A concern was also brought up to the board and Chief Designate regarding Owen Sound dispatch, saying they are unfamiliar with the area of Cobourg and sometimes officers are having to call the person who initiated the 911 call asking for more details on where they’re located. Chief Designate said this was the first time he heard of this but is going to follow up with the Owen Sound dispatch team regarding this complaint. When asked if Cobourg police could bring communications back to the community, VandeGraaf said that this would be a board decision, but his opinion is that Owen Sound provides a very professional dispatch centre and has experienced it personally having to make 9-1-1 calls.

The last question Dan Johnston brought to the board is about the disclosure of Cobourg Police Service legal fees and where they’re allocated. Chief Designate informed him that this is one of those circumstances where the information cannot be released as per the Police Services Act and Municipal Freedom of Information Privacy Act, but the legal fees budgeted for the year is a budget line item that can be found on the Town of Cobourg website.

After the delegation was complete, the board meeting continued to move through its agenda and Inspector Sheils gave the crime report for the month of July. You can see his report and the numbers recorded for the month here in the board package on the Cobourg Civic Web.

Correspondence is always noted in the board meetings and positive things were highlighted to the board. One was the approved funding from the Ministry of Children and Youth Services, for the fall Youth in Policing Initiative. The YIPI program will continue in hiring approximately three new students for the fall session. This is a great program getting youth involved in the community and becoming ambassadors for the Cobourg police.

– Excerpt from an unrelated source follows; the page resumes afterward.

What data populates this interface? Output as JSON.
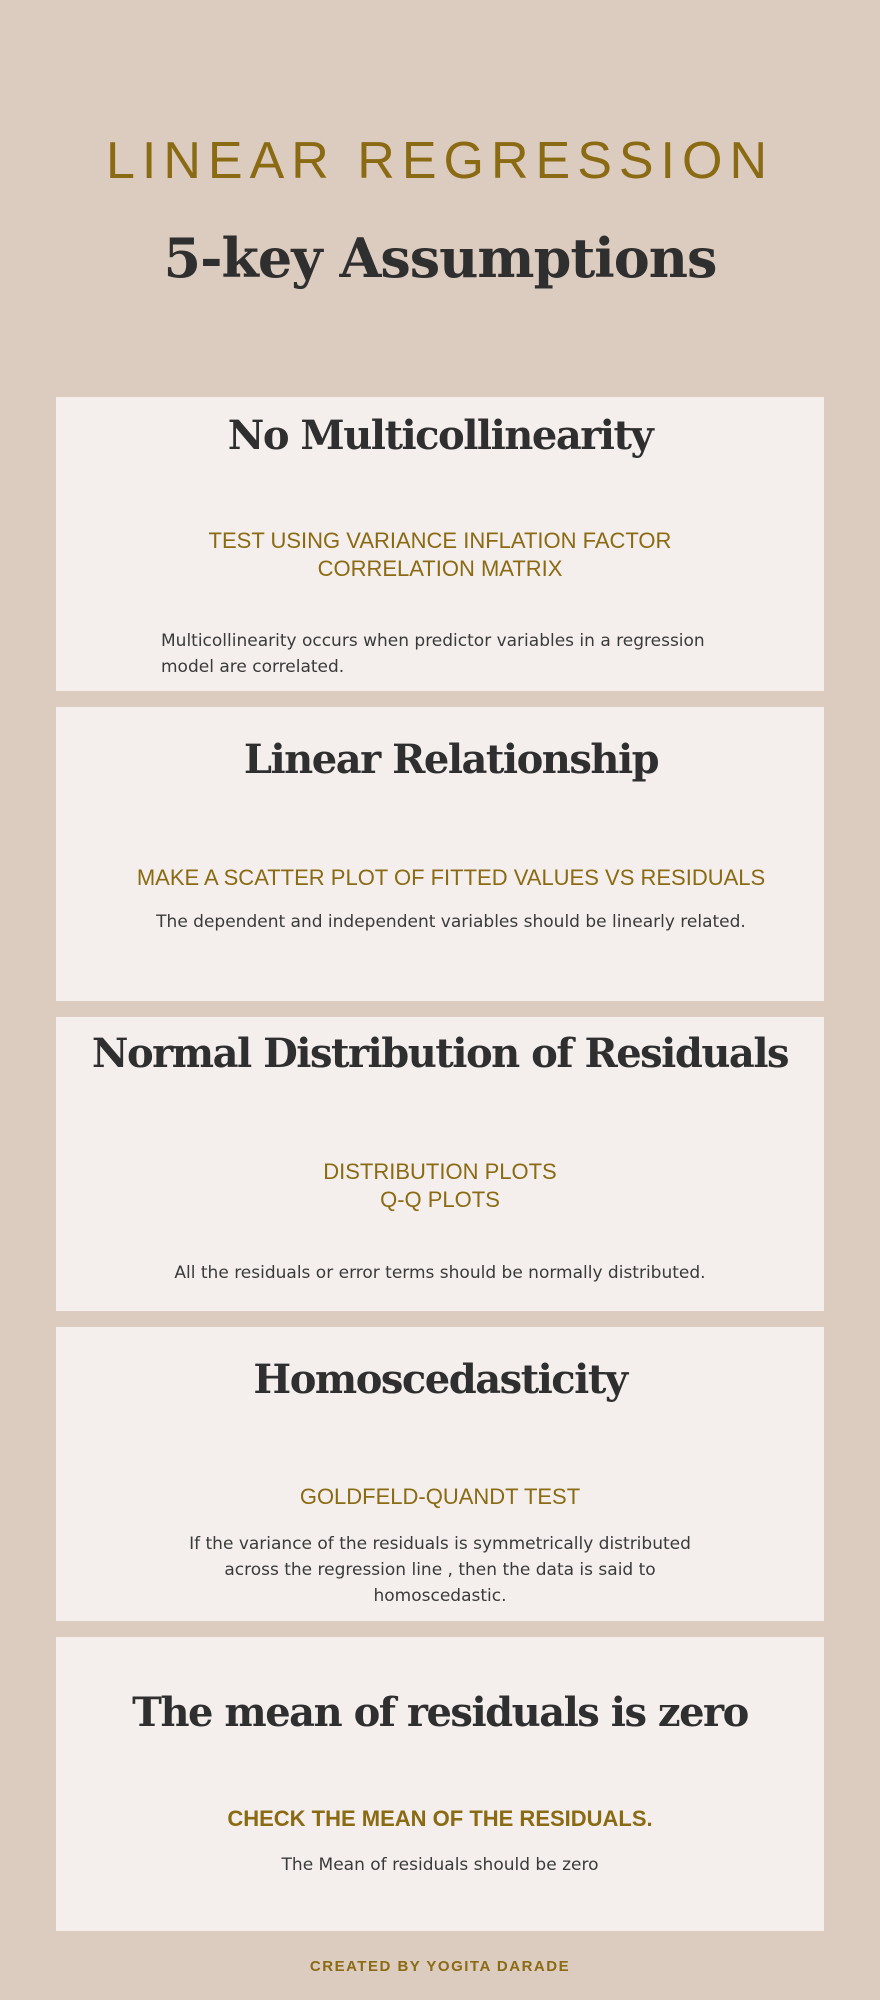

On July 18, 2019 officers responded to Rebound Child and Youth Services regarding a male who had broken a window with a hammer and assaulted another person. Five uniformed officers, a Staff Sergeant and Forensic Identification officer attended as part of the police response to this incident. Cobourg police received a positive thank you from Rebound in their assistance in this and Today’s Northumberland write a positive article on this as well.

Lastly for the public portion of the board meeting, the corporate communications coordinator reported the numbers on media monitoring as well as the communications strategic plan which is inclusive of the website redesign. The plan is being driven by the Cobourg Police Service business plan and surveys that have been collected. The plan will be in the hands of key stakeholders, senior administration and board members, by September 11 and the website redesign will commence in late September.

If anyone has any questions or inquiries on the notes above, please contact, Laurie Debattista, Corporate Communications Coordinator – laurie.debattista@cobourgpolice.com or 905-372-6821 x 2208